DATA Start Marker
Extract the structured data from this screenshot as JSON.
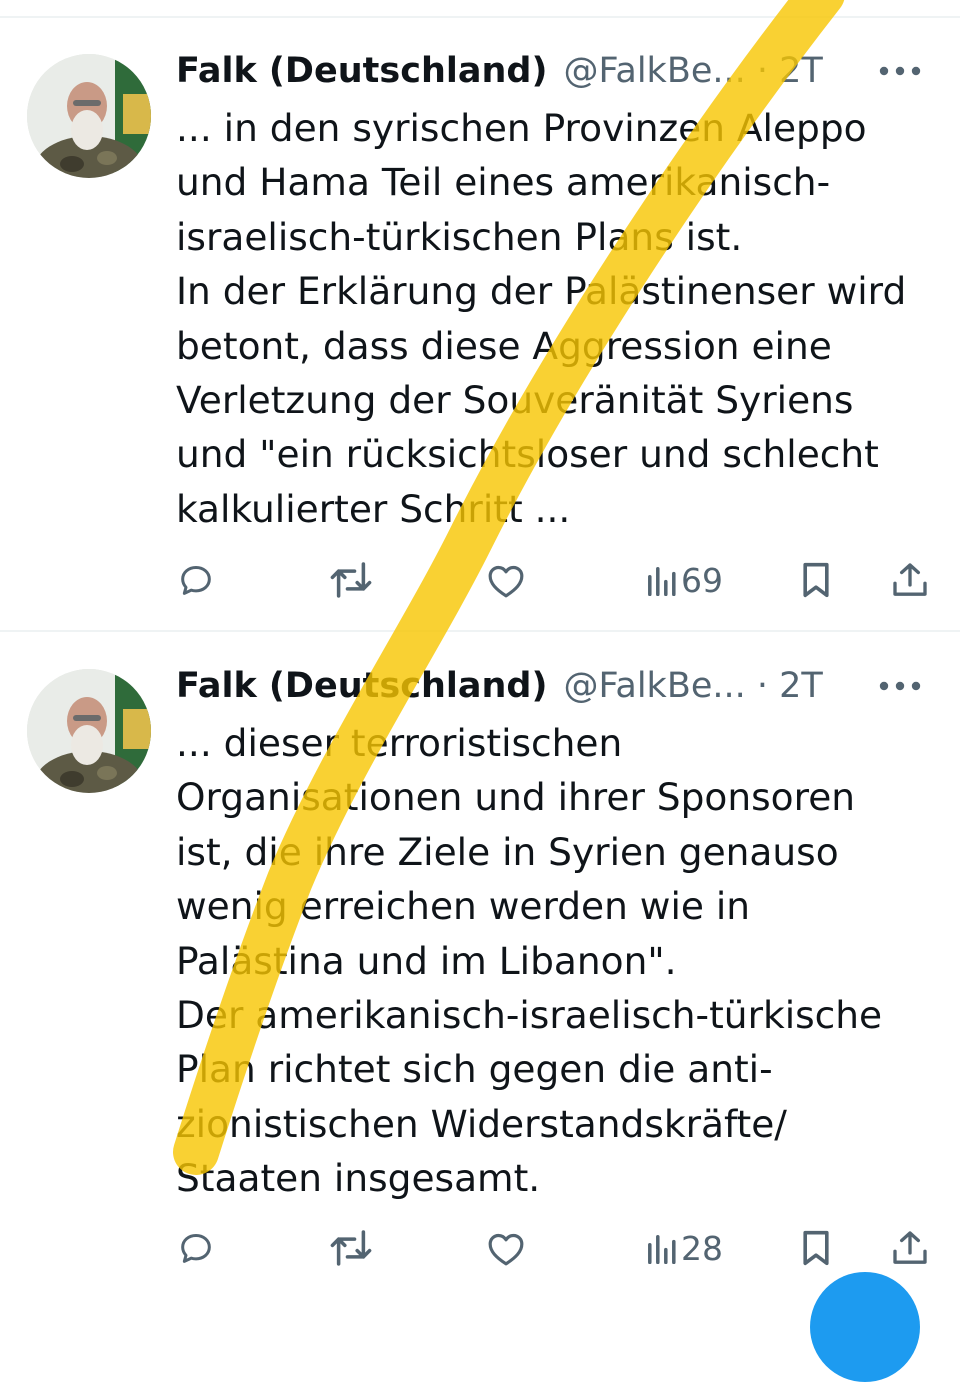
{
  "tweets": [
    {
      "author_name": "Falk (Deutschland)",
      "handle_time": "@FalkBe... · 2T",
      "lines": [
        "... in den syrischen Provinzen Aleppo",
        "und Hama Teil eines amerikanisch-",
        "israelisch-türkischen Plans ist.",
        "In der Erklärung der Palästinenser wird",
        "betont, dass diese Aggression eine",
        "Verletzung der Souveränität Syriens",
        "und \"ein rücksichtsloser und schlecht",
        "kalkulierter Schritt ..."
      ],
      "views": "69"
    },
    {
      "author_name": "Falk (Deutschland)",
      "handle_time": "@FalkBe... · 2T",
      "lines": [
        "... dieser terroristischen",
        "Organisationen und ihrer Sponsoren",
        "ist, die ihre Ziele in Syrien genauso",
        "wenig erreichen werden wie in",
        "Palästina und im Libanon\".",
        "Der amerikanisch-israelisch-türkische",
        "Plan richtet sich gegen die anti-",
        "zionistischen Widerstandskräfte/",
        "Staaten insgesamt."
      ],
      "views": "28"
    }
  ],
  "icons": {
    "more": "more-horizontal-icon",
    "reply": "reply-icon",
    "retweet": "retweet-icon",
    "like": "heart-icon",
    "views": "views-chart-icon",
    "bookmark": "bookmark-icon",
    "share": "share-icon"
  },
  "colors": {
    "text": "#0f1419",
    "secondary": "#536471",
    "divider": "#eff3f4",
    "highlight_marker": "#f7c600",
    "accent": "#1d9bf0"
  }
}
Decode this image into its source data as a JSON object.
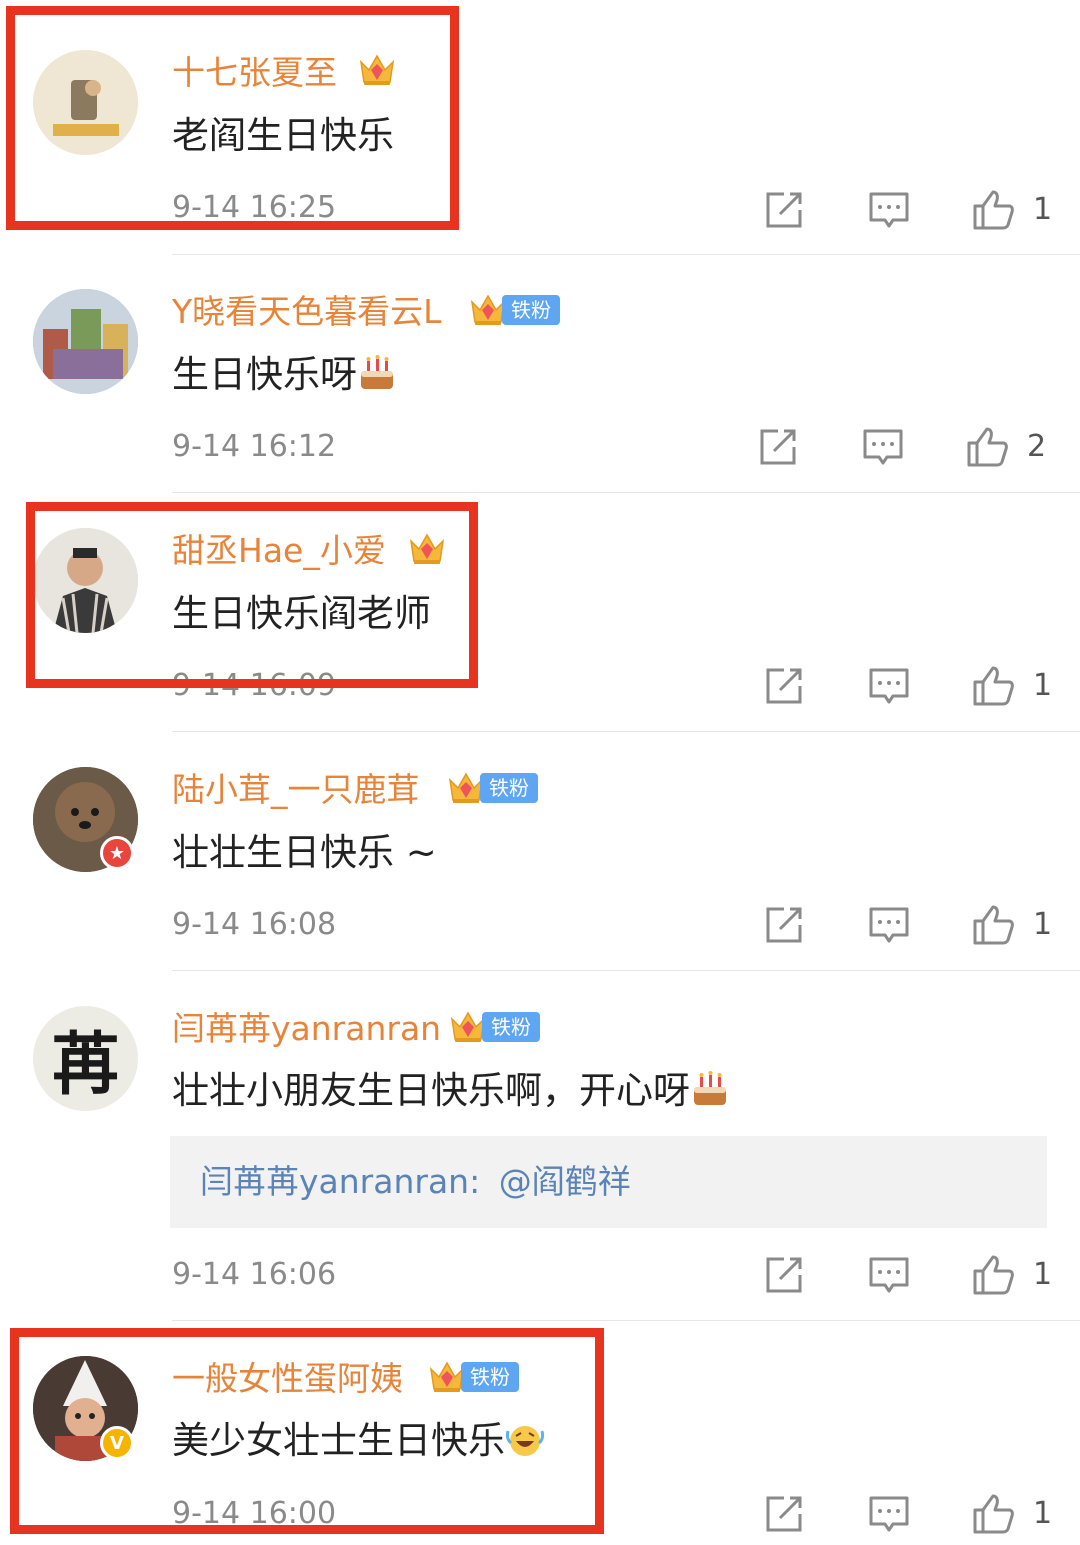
{
  "comments": [
    {
      "name": "十七张夏至",
      "text": "老阎生日快乐",
      "emoji": "",
      "time": "9-14 16:25",
      "likes": "1",
      "fan_badge": "",
      "level": "5"
    },
    {
      "name": "Y晓看天色暮看云L",
      "text": "生日快乐呀",
      "emoji": "cake",
      "time": "9-14 16:12",
      "likes": "2",
      "fan_badge": "铁粉",
      "level": "5"
    },
    {
      "name": "甜丞Hae_小爱",
      "text": "生日快乐阎老师",
      "emoji": "",
      "time": "9-14 16:09",
      "likes": "1",
      "fan_badge": "",
      "level": "5"
    },
    {
      "name": "陆小茸_一只鹿茸",
      "text": "壮壮生日快乐 ~",
      "emoji": "",
      "time": "9-14 16:08",
      "likes": "1",
      "fan_badge": "铁粉",
      "level": "6"
    },
    {
      "name": "闫苒苒yanranran",
      "text": "壮壮小朋友生日快乐啊，开心呀",
      "emoji": "cake",
      "time": "9-14 16:06",
      "likes": "1",
      "fan_badge": "铁粉",
      "level": "7",
      "reply": {
        "author": "闫苒苒yanranran:",
        "mention": "@阎鹤祥"
      },
      "avatar_char": "苒"
    },
    {
      "name": "一般女性蛋阿姨",
      "text": "美少女壮士生日快乐",
      "emoji": "laugh-cry",
      "time": "9-14 16:00",
      "likes": "1",
      "fan_badge": "铁粉",
      "level": "7",
      "verified": "V"
    }
  ],
  "icons": {
    "share": "share-icon",
    "comment": "comment-icon",
    "like": "like-icon"
  },
  "colors": {
    "username": "#e8843a",
    "highlight_border": "#e8341f",
    "fan_badge": "#5ea6f2",
    "reply_link": "#5a83b8"
  }
}
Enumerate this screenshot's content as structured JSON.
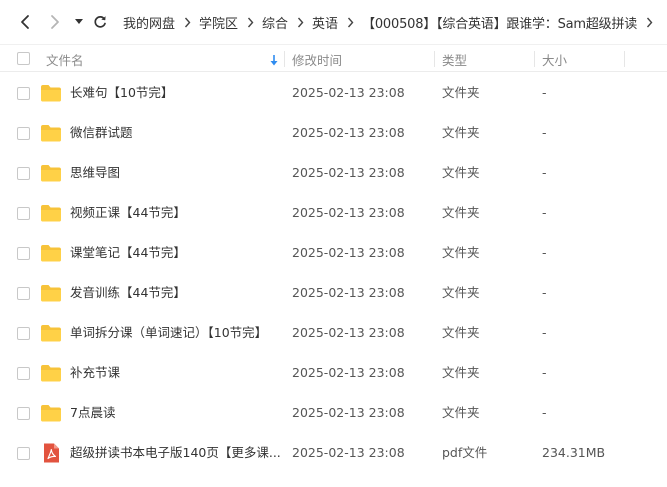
{
  "breadcrumbs": [
    "我的网盘",
    "学院区",
    "综合",
    "英语",
    "【000508】【综合英语】跟谁学：Sam超级拼读"
  ],
  "columns": {
    "name": "文件名",
    "modified": "修改时间",
    "type": "类型",
    "size": "大小"
  },
  "files": [
    {
      "name": "长难句【10节完】",
      "modified": "2025-02-13 23:08",
      "type": "文件夹",
      "size": "-",
      "icon": "folder-icon"
    },
    {
      "name": "微信群试题",
      "modified": "2025-02-13 23:08",
      "type": "文件夹",
      "size": "-",
      "icon": "folder-icon"
    },
    {
      "name": "思维导图",
      "modified": "2025-02-13 23:08",
      "type": "文件夹",
      "size": "-",
      "icon": "folder-icon"
    },
    {
      "name": "视频正课【44节完】",
      "modified": "2025-02-13 23:08",
      "type": "文件夹",
      "size": "-",
      "icon": "folder-icon"
    },
    {
      "name": "课堂笔记【44节完】",
      "modified": "2025-02-13 23:08",
      "type": "文件夹",
      "size": "-",
      "icon": "folder-icon"
    },
    {
      "name": "发音训练【44节完】",
      "modified": "2025-02-13 23:08",
      "type": "文件夹",
      "size": "-",
      "icon": "folder-icon"
    },
    {
      "name": "单词拆分课（单词速记）【10节完】",
      "modified": "2025-02-13 23:08",
      "type": "文件夹",
      "size": "-",
      "icon": "folder-icon"
    },
    {
      "name": "补充节课",
      "modified": "2025-02-13 23:08",
      "type": "文件夹",
      "size": "-",
      "icon": "folder-icon"
    },
    {
      "name": "7点晨读",
      "modified": "2025-02-13 23:08",
      "type": "文件夹",
      "size": "-",
      "icon": "folder-icon"
    },
    {
      "name": "超级拼读书本电子版140页【更多课...",
      "modified": "2025-02-13 23:08",
      "type": "pdf文件",
      "size": "234.31MB",
      "icon": "pdf-icon"
    }
  ],
  "colors": {
    "folder": "#F7C33A",
    "pdf": "#E2533F",
    "sort_arrow": "#2F8CF0"
  }
}
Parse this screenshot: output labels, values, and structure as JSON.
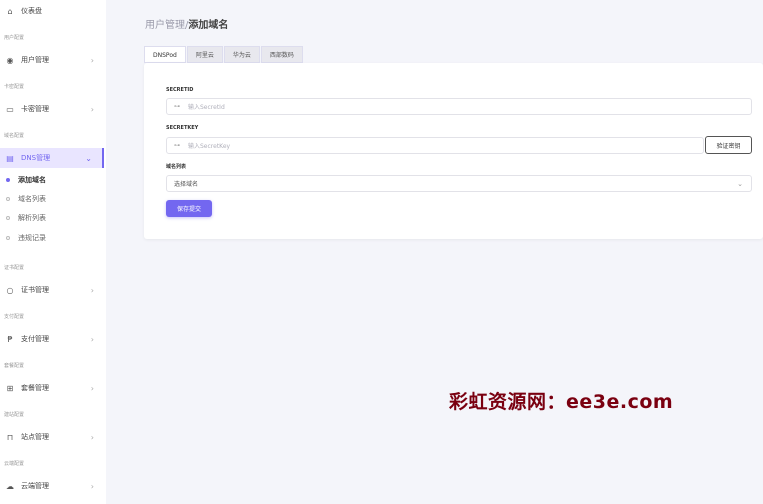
{
  "sidebar": {
    "dashboard": "仪表盘",
    "groups": {
      "users": "用户配置",
      "cards": "卡密配置",
      "domains": "域名配置",
      "certs": "证书配置",
      "payment": "支付配置",
      "plans": "套餐配置",
      "sites": "建站配置",
      "cloud": "云端配置"
    },
    "items": {
      "user_mgmt": "用户管理",
      "card_mgmt": "卡密管理",
      "dns_mgmt": "DNS管理",
      "cert_mgmt": "证书管理",
      "pay_mgmt": "支付管理",
      "plan_mgmt": "套餐管理",
      "site_mgmt": "站点管理",
      "cloud_mgmt": "云端管理"
    },
    "dns_sub": [
      "添加域名",
      "域名列表",
      "解析列表",
      "违规记录"
    ]
  },
  "header": {
    "crumb": "用户管理/",
    "title": "添加域名"
  },
  "tabs": [
    "DNSPod",
    "阿里云",
    "华为云",
    "西部数码"
  ],
  "form": {
    "secretid_label": "SECRETID",
    "secretid_placeholder": "输入SecretId",
    "secretkey_label": "SECRETKEY",
    "secretkey_placeholder": "输入SecretKey",
    "verify_button": "验证密钥",
    "domain_list_label": "域名列表",
    "domain_select": "选择域名",
    "save_button": "保存提交"
  },
  "watermark": "彩虹资源网：ee3e.com",
  "colors": {
    "accent": "#7367f0",
    "watermark": "#7a0010"
  }
}
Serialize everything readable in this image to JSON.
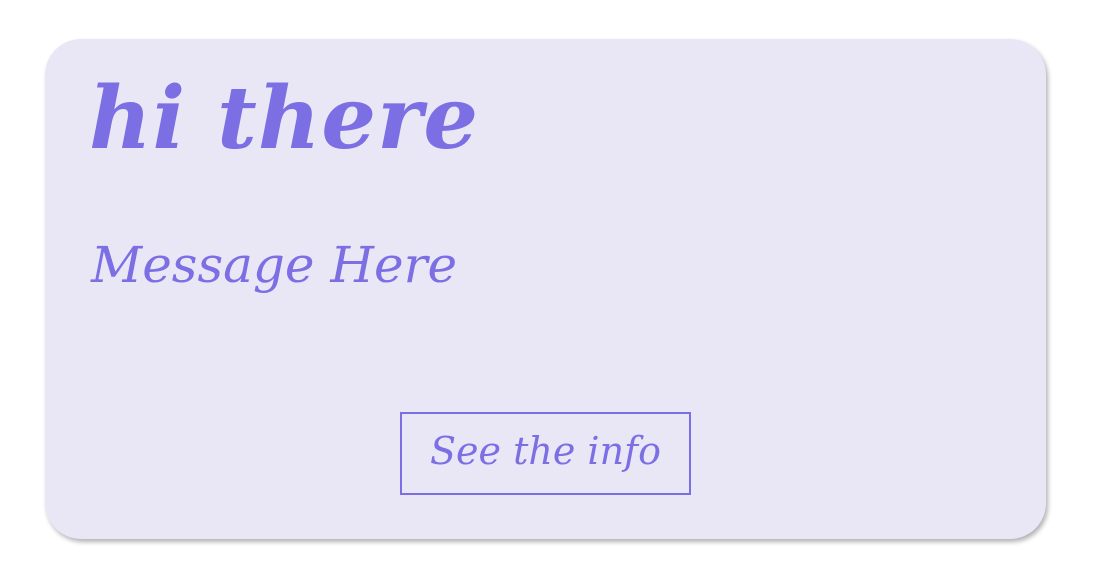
{
  "card": {
    "title": "hi there",
    "message": "Message Here",
    "button_label": "See the info"
  },
  "colors": {
    "accent": "#7b6fe3",
    "card_background": "#e9e7f6",
    "page_background": "#ffffff"
  }
}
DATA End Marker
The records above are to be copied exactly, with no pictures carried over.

Extract the structured data from this screenshot as JSON.
{
  "tweets": [
    {
      "author_name": "Falk (Deutschland)",
      "handle_time": "@FalkBe... · 2T",
      "lines": [
        "... in den syrischen Provinzen Aleppo",
        "und Hama Teil eines amerikanisch-",
        "israelisch-türkischen Plans ist.",
        "In der Erklärung der Palästinenser wird",
        "betont, dass diese Aggression eine",
        "Verletzung der Souveränität Syriens",
        "und \"ein rücksichtsloser und schlecht",
        "kalkulierter Schritt ..."
      ],
      "views": "69"
    },
    {
      "author_name": "Falk (Deutschland)",
      "handle_time": "@FalkBe... · 2T",
      "lines": [
        "... dieser terroristischen",
        "Organisationen und ihrer Sponsoren",
        "ist, die ihre Ziele in Syrien genauso",
        "wenig erreichen werden wie in",
        "Palästina und im Libanon\".",
        "Der amerikanisch-israelisch-türkische",
        "Plan richtet sich gegen die anti-",
        "zionistischen Widerstandskräfte/",
        "Staaten insgesamt."
      ],
      "views": "28"
    }
  ],
  "icons": {
    "more": "more-horizontal-icon",
    "reply": "reply-icon",
    "retweet": "retweet-icon",
    "like": "heart-icon",
    "views": "views-chart-icon",
    "bookmark": "bookmark-icon",
    "share": "share-icon"
  },
  "colors": {
    "text": "#0f1419",
    "secondary": "#536471",
    "divider": "#eff3f4",
    "highlight_marker": "#f7c600",
    "accent": "#1d9bf0"
  }
}
Decode this image into its source data as a JSON object.
{
  "comments": [
    {
      "name": "十七张夏至",
      "text": "老阎生日快乐",
      "emoji": "",
      "time": "9-14 16:25",
      "likes": "1",
      "fan_badge": "",
      "level": "5"
    },
    {
      "name": "Y晓看天色暮看云L",
      "text": "生日快乐呀",
      "emoji": "cake",
      "time": "9-14 16:12",
      "likes": "2",
      "fan_badge": "铁粉",
      "level": "5"
    },
    {
      "name": "甜丞Hae_小爱",
      "text": "生日快乐阎老师",
      "emoji": "",
      "time": "9-14 16:09",
      "likes": "1",
      "fan_badge": "",
      "level": "5"
    },
    {
      "name": "陆小茸_一只鹿茸",
      "text": "壮壮生日快乐 ~",
      "emoji": "",
      "time": "9-14 16:08",
      "likes": "1",
      "fan_badge": "铁粉",
      "level": "6"
    },
    {
      "name": "闫苒苒yanranran",
      "text": "壮壮小朋友生日快乐啊，开心呀",
      "emoji": "cake",
      "time": "9-14 16:06",
      "likes": "1",
      "fan_badge": "铁粉",
      "level": "7",
      "reply": {
        "author": "闫苒苒yanranran:",
        "mention": "@阎鹤祥"
      },
      "avatar_char": "苒"
    },
    {
      "name": "一般女性蛋阿姨",
      "text": "美少女壮士生日快乐",
      "emoji": "laugh-cry",
      "time": "9-14 16:00",
      "likes": "1",
      "fan_badge": "铁粉",
      "level": "7",
      "verified": "V"
    }
  ],
  "icons": {
    "share": "share-icon",
    "comment": "comment-icon",
    "like": "like-icon"
  },
  "colors": {
    "username": "#e8843a",
    "highlight_border": "#e8341f",
    "fan_badge": "#5ea6f2",
    "reply_link": "#5a83b8"
  }
}
Enumerate this screenshot's content as structured JSON.
{
  "breadcrumbs": [
    "我的网盘",
    "学院区",
    "综合",
    "英语",
    "【000508】【综合英语】跟谁学：Sam超级拼读"
  ],
  "columns": {
    "name": "文件名",
    "modified": "修改时间",
    "type": "类型",
    "size": "大小"
  },
  "files": [
    {
      "name": "长难句【10节完】",
      "modified": "2025-02-13 23:08",
      "type": "文件夹",
      "size": "-",
      "icon": "folder-icon"
    },
    {
      "name": "微信群试题",
      "modified": "2025-02-13 23:08",
      "type": "文件夹",
      "size": "-",
      "icon": "folder-icon"
    },
    {
      "name": "思维导图",
      "modified": "2025-02-13 23:08",
      "type": "文件夹",
      "size": "-",
      "icon": "folder-icon"
    },
    {
      "name": "视频正课【44节完】",
      "modified": "2025-02-13 23:08",
      "type": "文件夹",
      "size": "-",
      "icon": "folder-icon"
    },
    {
      "name": "课堂笔记【44节完】",
      "modified": "2025-02-13 23:08",
      "type": "文件夹",
      "size": "-",
      "icon": "folder-icon"
    },
    {
      "name": "发音训练【44节完】",
      "modified": "2025-02-13 23:08",
      "type": "文件夹",
      "size": "-",
      "icon": "folder-icon"
    },
    {
      "name": "单词拆分课（单词速记）【10节完】",
      "modified": "2025-02-13 23:08",
      "type": "文件夹",
      "size": "-",
      "icon": "folder-icon"
    },
    {
      "name": "补充节课",
      "modified": "2025-02-13 23:08",
      "type": "文件夹",
      "size": "-",
      "icon": "folder-icon"
    },
    {
      "name": "7点晨读",
      "modified": "2025-02-13 23:08",
      "type": "文件夹",
      "size": "-",
      "icon": "folder-icon"
    },
    {
      "name": "超级拼读书本电子版140页【更多课...",
      "modified": "2025-02-13 23:08",
      "type": "pdf文件",
      "size": "234.31MB",
      "icon": "pdf-icon"
    }
  ],
  "colors": {
    "folder": "#F7C33A",
    "pdf": "#E2533F",
    "sort_arrow": "#2F8CF0"
  }
}
Parse this screenshot: output labels, values, and structure as JSON.
{
  "sidebar": {
    "dashboard": "仪表盘",
    "groups": {
      "users": "用户配置",
      "cards": "卡密配置",
      "domains": "域名配置",
      "certs": "证书配置",
      "payment": "支付配置",
      "plans": "套餐配置",
      "sites": "建站配置",
      "cloud": "云端配置"
    },
    "items": {
      "user_mgmt": "用户管理",
      "card_mgmt": "卡密管理",
      "dns_mgmt": "DNS管理",
      "cert_mgmt": "证书管理",
      "pay_mgmt": "支付管理",
      "plan_mgmt": "套餐管理",
      "site_mgmt": "站点管理",
      "cloud_mgmt": "云端管理"
    },
    "dns_sub": [
      "添加域名",
      "域名列表",
      "解析列表",
      "违规记录"
    ]
  },
  "header": {
    "crumb": "用户管理/",
    "title": "添加域名"
  },
  "tabs": [
    "DNSPod",
    "阿里云",
    "华为云",
    "西部数码"
  ],
  "form": {
    "secretid_label": "SECRETID",
    "secretid_placeholder": "输入SecretId",
    "secretkey_label": "SECRETKEY",
    "secretkey_placeholder": "输入SecretKey",
    "verify_button": "验证密钥",
    "domain_list_label": "域名列表",
    "domain_select": "选择域名",
    "save_button": "保存提交"
  },
  "watermark": "彩虹资源网：ee3e.com",
  "colors": {
    "accent": "#7367f0",
    "watermark": "#7a0010"
  }
}
Serialize everything readable in this image to JSON.
{
  "card": {
    "title": "hi there",
    "message": "Message Here",
    "button_label": "See the info"
  },
  "colors": {
    "accent": "#7b6fe3",
    "card_background": "#e9e7f6",
    "page_background": "#ffffff"
  }
}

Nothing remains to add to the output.